» **What you are asked to do**
Nothing may be dropped or altered: reproduce all the data.

» **Collection entries**

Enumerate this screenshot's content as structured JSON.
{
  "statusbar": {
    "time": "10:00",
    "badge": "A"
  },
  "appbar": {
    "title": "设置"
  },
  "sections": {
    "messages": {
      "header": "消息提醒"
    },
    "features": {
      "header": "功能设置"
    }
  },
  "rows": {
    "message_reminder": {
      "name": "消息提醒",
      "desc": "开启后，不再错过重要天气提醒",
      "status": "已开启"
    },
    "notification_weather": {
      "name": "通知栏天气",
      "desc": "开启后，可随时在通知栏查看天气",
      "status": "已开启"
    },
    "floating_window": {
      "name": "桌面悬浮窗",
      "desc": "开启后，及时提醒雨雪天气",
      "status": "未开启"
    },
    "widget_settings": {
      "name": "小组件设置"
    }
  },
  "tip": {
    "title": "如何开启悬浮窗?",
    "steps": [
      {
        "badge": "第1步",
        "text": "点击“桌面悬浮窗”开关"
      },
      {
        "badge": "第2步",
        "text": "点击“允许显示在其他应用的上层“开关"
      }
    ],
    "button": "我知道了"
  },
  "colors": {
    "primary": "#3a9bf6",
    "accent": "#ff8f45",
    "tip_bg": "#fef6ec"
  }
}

» **Solved exercise**
Enumerate this screenshot's content as structured JSON.
{
  "statusbar": {
    "time": "10:00",
    "badge": "A"
  },
  "appbar": {
    "title": "设置"
  },
  "sections": {
    "messages": {
      "header": "消息提醒"
    },
    "features": {
      "header": "功能设置"
    }
  },
  "rows": {
    "message_reminder": {
      "name": "消息提醒",
      "desc": "开启后，不再错过重要天气提醒",
      "status": "已开启"
    },
    "notification_weather": {
      "name": "通知栏天气",
      "desc": "开启后，可随时在通知栏查看天气",
      "status": "已开启"
    },
    "floating_window": {
      "name": "桌面悬浮窗",
      "desc": "开启后，及时提醒雨雪天气",
      "status": "未开启"
    },
    "widget_settings": {
      "name": "小组件设置"
    }
  },
  "tip": {
    "title": "如何开启悬浮窗?",
    "steps": [
      {
        "badge": "第1步",
        "text": "点击“桌面悬浮窗”开关"
      },
      {
        "badge": "第2步",
        "text": "点击“允许显示在其他应用的上层“开关"
      }
    ],
    "button": "我知道了"
  },
  "colors": {
    "primary": "#3a9bf6",
    "accent": "#ff8f45",
    "tip_bg": "#fef6ec"
  }
}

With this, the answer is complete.